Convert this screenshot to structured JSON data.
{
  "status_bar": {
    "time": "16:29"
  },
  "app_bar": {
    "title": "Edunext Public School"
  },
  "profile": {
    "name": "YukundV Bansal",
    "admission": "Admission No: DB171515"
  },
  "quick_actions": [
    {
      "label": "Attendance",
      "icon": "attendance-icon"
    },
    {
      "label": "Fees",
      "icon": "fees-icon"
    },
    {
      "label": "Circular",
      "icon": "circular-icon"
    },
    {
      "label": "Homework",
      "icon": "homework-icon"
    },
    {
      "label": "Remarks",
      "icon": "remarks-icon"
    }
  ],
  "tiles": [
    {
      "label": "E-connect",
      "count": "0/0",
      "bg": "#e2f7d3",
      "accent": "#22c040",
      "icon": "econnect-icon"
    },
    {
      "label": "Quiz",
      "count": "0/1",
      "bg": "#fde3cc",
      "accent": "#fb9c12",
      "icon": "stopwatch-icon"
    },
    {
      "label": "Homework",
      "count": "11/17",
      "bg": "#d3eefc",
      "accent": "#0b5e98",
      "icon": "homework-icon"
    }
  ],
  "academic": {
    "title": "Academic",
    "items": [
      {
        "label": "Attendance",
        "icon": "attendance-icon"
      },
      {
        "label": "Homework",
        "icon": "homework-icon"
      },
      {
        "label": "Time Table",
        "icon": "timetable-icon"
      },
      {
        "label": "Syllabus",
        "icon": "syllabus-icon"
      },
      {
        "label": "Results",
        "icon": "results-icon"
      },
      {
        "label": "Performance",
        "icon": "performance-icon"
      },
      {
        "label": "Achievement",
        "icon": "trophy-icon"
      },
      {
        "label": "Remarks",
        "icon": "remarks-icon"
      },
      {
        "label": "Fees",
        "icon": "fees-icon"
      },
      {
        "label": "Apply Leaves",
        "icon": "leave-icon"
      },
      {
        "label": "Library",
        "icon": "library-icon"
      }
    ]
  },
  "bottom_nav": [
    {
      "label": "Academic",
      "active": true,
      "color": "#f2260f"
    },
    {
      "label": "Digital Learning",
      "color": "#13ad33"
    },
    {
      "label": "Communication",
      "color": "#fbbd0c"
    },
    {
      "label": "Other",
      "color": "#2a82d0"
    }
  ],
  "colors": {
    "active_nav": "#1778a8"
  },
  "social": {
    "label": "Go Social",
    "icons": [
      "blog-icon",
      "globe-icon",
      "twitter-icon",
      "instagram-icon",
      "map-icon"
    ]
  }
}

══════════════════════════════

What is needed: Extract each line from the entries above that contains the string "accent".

Finished task:
      "accent": "#22c040",
      "accent": "#fb9c12",
      "accent": "#0b5e98",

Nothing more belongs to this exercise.